When I was a lad, Lego was so easy. I had blocks of 1, 2, 4, 6 and 8 dots and a few other flat sections. I could build houses and garages, and shops and towers…..lots of towers. Then Lego introduced wheels and it all got really interesting, and the advent of technic Lego heralded a whole new era of the toy everyone loves. But then in 1997 Lego Creator launched on the PC, and now I could build anything I wanted, but I just couldn’t store the finished article next to my bed. Had Lego games left it there, it would have become a quaint oddity amongst the growing and increasingly complex gaming world, but the Lego Executives shrewdly saw that gaming was going to be bigger than movies and that was a huge slice of revenue to walk away from.
First, the designers tackled racing games but quickly moved on to focusing on animation of the small figures in proper gaming situations. Rock Raiders sold well on the PC and PlayStation but the real genius came with major movie tie-ins and in 2001, Lego Creator: Harry Potter launched and was snapped up by an adoring games community. Since then, Lego has tied into many of the major franchises like Indiana Jones, Star Wars, and Batman. When Lego Batman 2: DC Superheroes launched on all major consoles in 2012, I remained a tad disappointed; the gameplay was great, but as a Marvel–ite rather than an avid fan of the less outrageous DC Universe, I felt a little let down. The Marvel characters are just so bonkers, it’s almost as though they were designed for something as weird as Lego games. Having an indestructible superhero in the shape of Superman is kinda obvious, but designing a fella with bad attitude and a healing factor, and then coat his bones and claws in an indestructible metal is just thinking right outside the box. The release and subsequent success of Avengers Assemble in the 2012 convinced Warner Bros that this was a title worth pursuing in the world of Lego, and I got my wish.
So it was with unbridled joy that I tore the cellophane off my copy of Lego Marvel Superheroes and stuck the disc in the Xbox; does heaven get any better than this? Rather than loosely following the stories of their franchises, Marvel Superheroes has its own plot revolving around Dr Doom creating a super weapon to destroy the earth…..or is he? The plot takes various turns throughout its course and is very satisfying and well thought out as a story in its own right. The structure and game are really quite easy; as I progressed through the levels, I unlocked more characters and became able to use their different skills to accomplish the needs of the story.
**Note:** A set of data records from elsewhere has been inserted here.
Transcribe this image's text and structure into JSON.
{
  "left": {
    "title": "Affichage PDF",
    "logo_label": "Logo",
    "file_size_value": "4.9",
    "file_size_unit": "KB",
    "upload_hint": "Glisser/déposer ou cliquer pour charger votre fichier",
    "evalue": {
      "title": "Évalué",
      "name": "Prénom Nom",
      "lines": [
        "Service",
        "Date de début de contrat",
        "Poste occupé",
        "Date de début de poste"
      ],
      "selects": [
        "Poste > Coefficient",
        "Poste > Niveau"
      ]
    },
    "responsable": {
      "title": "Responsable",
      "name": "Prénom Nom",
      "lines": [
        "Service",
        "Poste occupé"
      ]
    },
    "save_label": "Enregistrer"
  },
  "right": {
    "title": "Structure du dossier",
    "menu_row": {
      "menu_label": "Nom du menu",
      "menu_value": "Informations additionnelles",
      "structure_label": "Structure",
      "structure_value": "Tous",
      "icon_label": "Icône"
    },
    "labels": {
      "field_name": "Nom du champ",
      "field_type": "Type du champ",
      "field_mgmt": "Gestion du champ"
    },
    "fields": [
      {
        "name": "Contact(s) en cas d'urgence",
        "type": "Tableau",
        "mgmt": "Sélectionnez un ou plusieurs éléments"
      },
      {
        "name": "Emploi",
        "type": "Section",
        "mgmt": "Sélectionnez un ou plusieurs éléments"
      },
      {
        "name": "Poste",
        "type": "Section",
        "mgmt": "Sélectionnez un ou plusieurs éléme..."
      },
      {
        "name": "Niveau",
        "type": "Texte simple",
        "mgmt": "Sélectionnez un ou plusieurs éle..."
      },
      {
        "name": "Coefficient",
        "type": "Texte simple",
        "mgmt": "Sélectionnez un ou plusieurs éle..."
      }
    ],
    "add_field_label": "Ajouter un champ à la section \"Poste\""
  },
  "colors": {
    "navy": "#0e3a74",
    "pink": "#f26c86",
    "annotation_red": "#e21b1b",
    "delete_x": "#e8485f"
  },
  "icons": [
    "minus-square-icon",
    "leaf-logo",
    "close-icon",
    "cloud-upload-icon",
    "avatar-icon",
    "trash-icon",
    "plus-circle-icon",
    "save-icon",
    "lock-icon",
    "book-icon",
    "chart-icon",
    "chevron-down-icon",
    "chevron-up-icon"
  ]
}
I start off with Hulk and Ironman in a face-off with principle baddies Sandman and Abomination at New York’s Grand Central Station in a level cheekily entitled “Sand Central Station” and move off through the lovingly detailed vistas as my quest to find power cubes from the Silver board continues.
Humour is evident throughout the whole game, with many visual gags running through as themes. Aimed primarily at seven year olds, the humour isn’t too complex – the super weapon that Dr Doom is building is called “Dr Doom’s Doom Ray…..of DOOM!” and so forth. Which brings us neatly back to Stan Lee who is placed “….in peril” throughout the different levels of the game, and it becomes a chuckle riddled side venture to see if you can find him. Sometimes he’s obvious, though less easy to get to, sometimes he’s hidden away somewhere. Invariably, he jumps out of what peril there was to utter a corny line (“I was nearly toast – BURNT TOAST”) or simply “Excelsior!” before running off to the next peril.
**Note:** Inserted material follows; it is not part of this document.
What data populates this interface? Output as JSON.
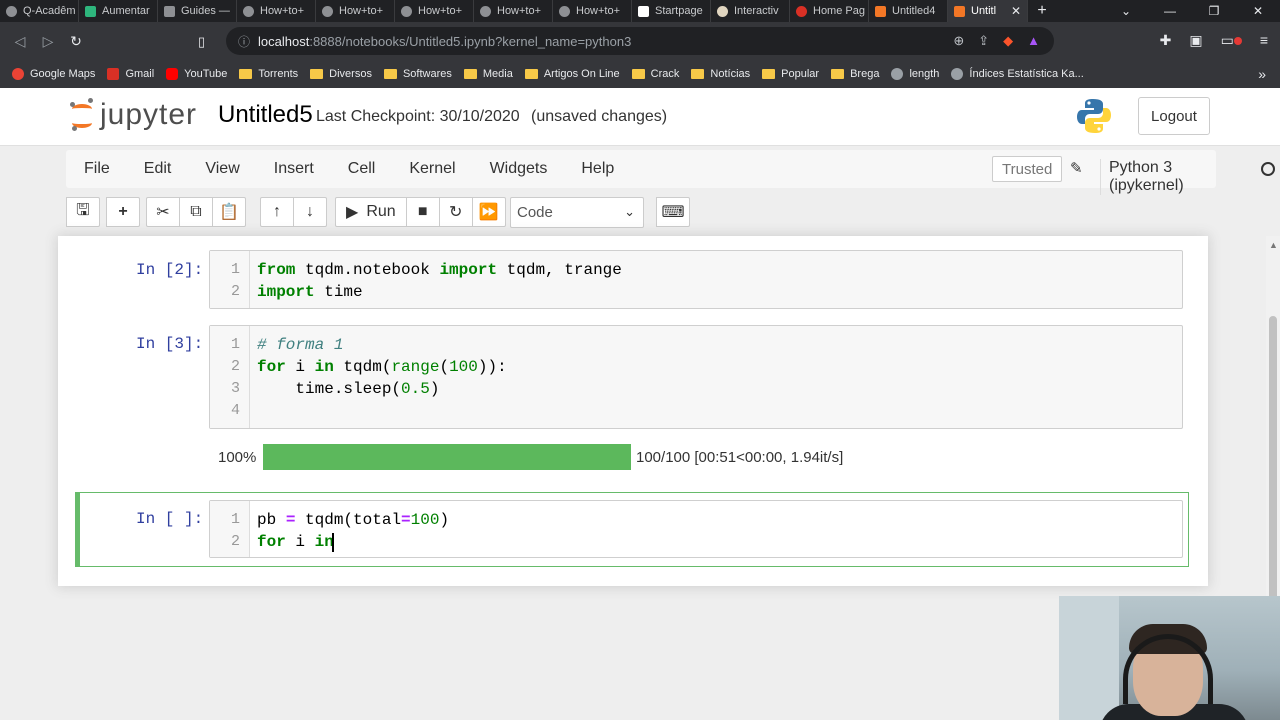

In all I got to play 150 separate main characters which encompass much of the Marvel Universe, with such diverse individuals as Fandral and Squirrel Girl (I’m not kidding here) as well as the better known mainstays of the genre. While all this character-swapping is fun, it becomes increasingly complex as I tried to figure out which character to use for which situation. They are kind of split into groups such as flight, strength, fire and so on, so in reality there is always more than one character who can accomplish whatever task you are undertaking. With some tasks you have to think a little laterally – Hulk is great at smashing but his alter-ego Bruce Banner is great at computer hacking, so never forget that you’ve got him.
Set in an open–world play area of New York, Asgard and an asteroid, Lego Marvel Superheroes looks great and is constantly entertaining. There are a few gripes such as the secondary figures around the main character that you are playing seeming to have only limited AI and attacking the droves of baddies in a haphazard way, and sometimes characters get stuck, which once required a restart to resolve, but on the whole I found it smooth to play.
Developed once again by Travellers’ Tales and published through Warner Bros, Lego Marvel Superheroes is available on all major platforms including the 3DS and Wii U, so there is no excuse not to play it. Just as with the small plastic bricks that preceded it, Lego Marvel Superheroes is a joy to play whether you’re seven or seventy.
Now where is that pesky Stan Lee this time??? EXCELSIOR!!!